#### What is needed
In the entries below, count every line with the string "value". State the count and nothing else.
::: The records
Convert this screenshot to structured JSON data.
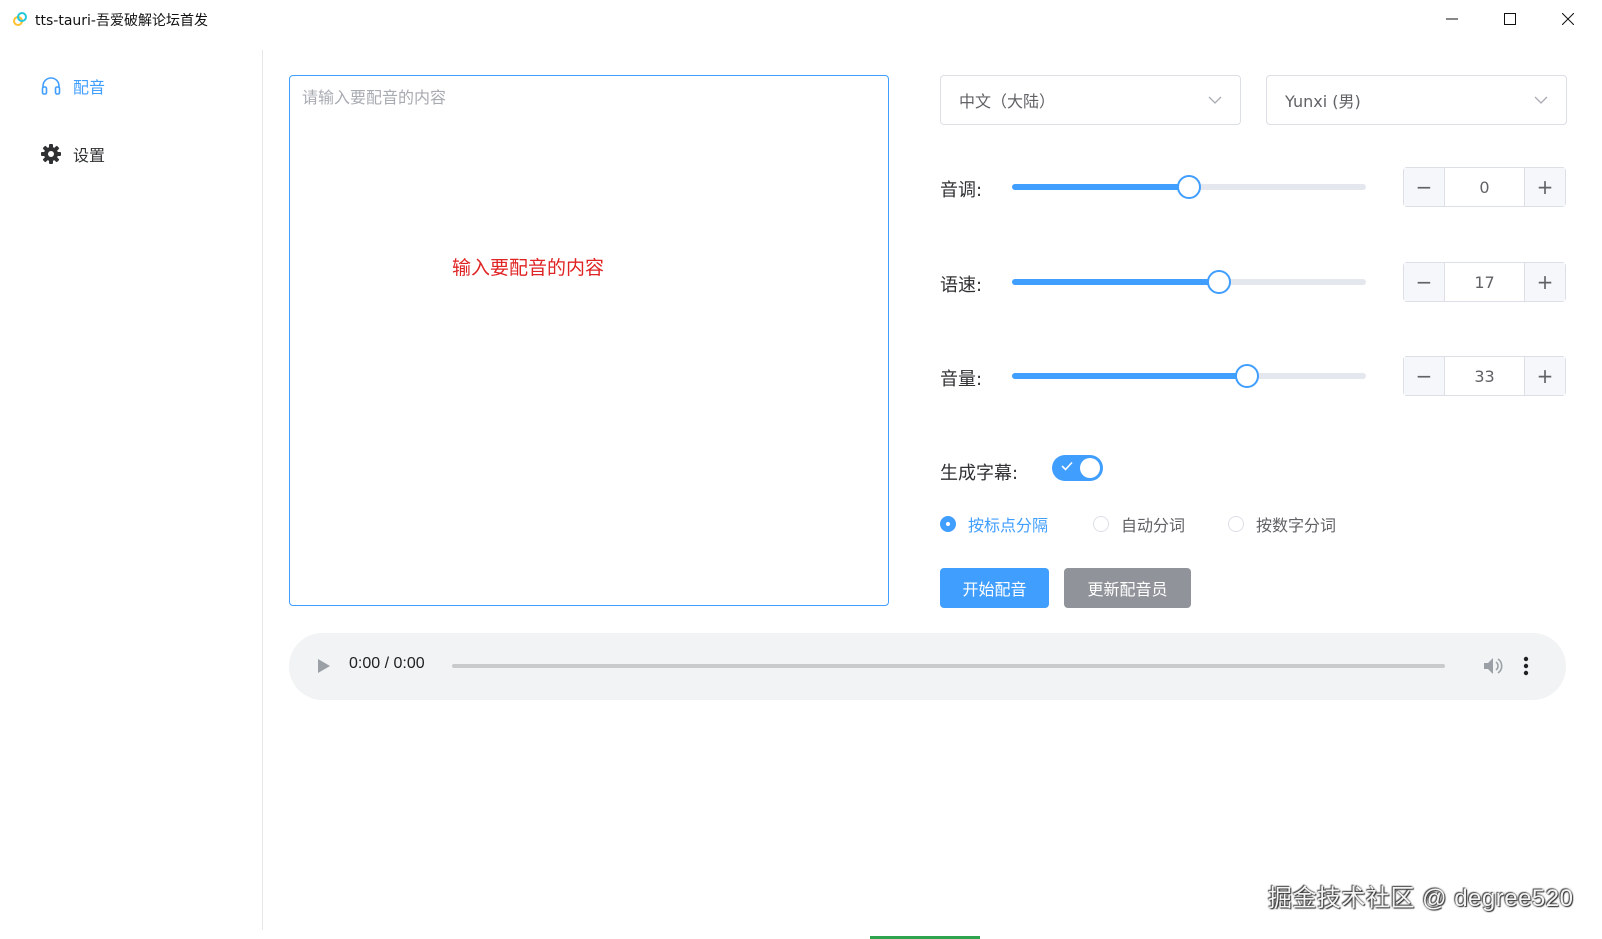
{
  "window": {
    "title": "tts-tauri-吾爱破解论坛首发"
  },
  "sidebar": {
    "items": [
      {
        "label": "配音",
        "icon": "headphones-icon",
        "active": true
      },
      {
        "label": "设置",
        "icon": "gear-icon",
        "active": false
      }
    ]
  },
  "editor": {
    "placeholder": "请输入要配音的内容",
    "value": "",
    "hint": "输入要配音的内容"
  },
  "language_select": {
    "value": "中文（大陆）"
  },
  "voice_select": {
    "value": "Yunxi (男)"
  },
  "controls": {
    "pitch": {
      "label": "音调:",
      "value": "0",
      "level_percent": 50
    },
    "rate": {
      "label": "语速:",
      "value": "17",
      "level_percent": 58.5
    },
    "volume": {
      "label": "音量:",
      "value": "33",
      "level_percent": 66.5
    }
  },
  "subtitle": {
    "label": "生成字幕:",
    "enabled": true
  },
  "split_options": [
    {
      "label": "按标点分隔",
      "checked": true
    },
    {
      "label": "自动分词",
      "checked": false
    },
    {
      "label": "按数字分词",
      "checked": false
    }
  ],
  "actions": {
    "start_label": "开始配音",
    "update_label": "更新配音员"
  },
  "player": {
    "time": "0:00 / 0:00"
  },
  "watermark": "掘金技术社区 @ degree520",
  "colors": {
    "accent": "#409eff",
    "secondary_button": "#909399",
    "hint_red": "#e02424"
  }
}
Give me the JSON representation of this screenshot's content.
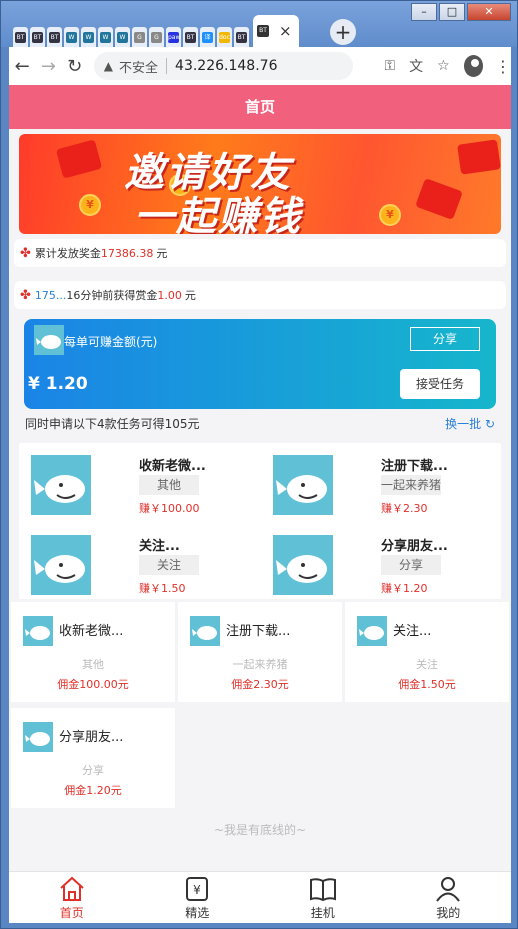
{
  "browser": {
    "tabs": [
      {
        "favicon": "BT"
      },
      {
        "favicon": "BT"
      },
      {
        "favicon": "BT"
      },
      {
        "favicon": "W"
      },
      {
        "favicon": "W"
      },
      {
        "favicon": "W"
      },
      {
        "favicon": "W"
      },
      {
        "favicon": "G"
      },
      {
        "favicon": "G"
      },
      {
        "favicon": "paw"
      },
      {
        "favicon": "BT"
      },
      {
        "favicon": "译"
      },
      {
        "favicon": "doc"
      },
      {
        "favicon": "BT"
      }
    ],
    "active_tab_close": "×",
    "new_tab": "+",
    "security_label": "不安全",
    "url": "43.226.148.76"
  },
  "header": {
    "title": "首页"
  },
  "banner": {
    "line1": "邀请好友",
    "line2": "一起赚钱"
  },
  "notices": [
    {
      "prefix": "累计发放奖金",
      "value": "17386.38",
      "suffix": "元"
    },
    {
      "user": "175...",
      "middle": "16分钟前获得赏金",
      "value": "1.00",
      "suffix": "元"
    }
  ],
  "earn_card": {
    "label": "每单可赚金额(元)",
    "share": "分享",
    "amount": "¥ 1.20",
    "accept": "接受任务"
  },
  "hint": {
    "text": "同时申请以下4款任务可得105元",
    "refresh": "换一批"
  },
  "featured": [
    {
      "name": "收新老微...",
      "tag": "其他",
      "price": "赚￥100.00"
    },
    {
      "name": "注册下载...",
      "tag": "一起来养猪",
      "price": "赚￥2.30"
    },
    {
      "name": "关注...",
      "tag": "关注",
      "price": "赚￥1.50"
    },
    {
      "name": "分享朋友...",
      "tag": "分享",
      "price": "赚￥1.20"
    }
  ],
  "tasks": [
    {
      "name": "收新老微...",
      "tag": "其他",
      "commission": "佣金100.00元"
    },
    {
      "name": "注册下载...",
      "tag": "一起来养猪",
      "commission": "佣金2.30元"
    },
    {
      "name": "关注...",
      "tag": "关注",
      "commission": "佣金1.50元"
    },
    {
      "name": "分享朋友...",
      "tag": "分享",
      "commission": "佣金1.20元"
    }
  ],
  "bottom_line": "~我是有底线的~",
  "tabbar": [
    {
      "label": "首页",
      "icon": "home-icon",
      "active": true
    },
    {
      "label": "精选",
      "icon": "yen-card-icon",
      "active": false
    },
    {
      "label": "挂机",
      "icon": "book-icon",
      "active": false
    },
    {
      "label": "我的",
      "icon": "user-icon",
      "active": false
    }
  ],
  "colors": {
    "header": "#f1617e",
    "accent_red": "#e0302a",
    "card_gradient_start": "#1a84e6",
    "card_gradient_end": "#16b6cc",
    "link_blue": "#2a7fd6"
  }
}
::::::
#### Solution for this exercise
8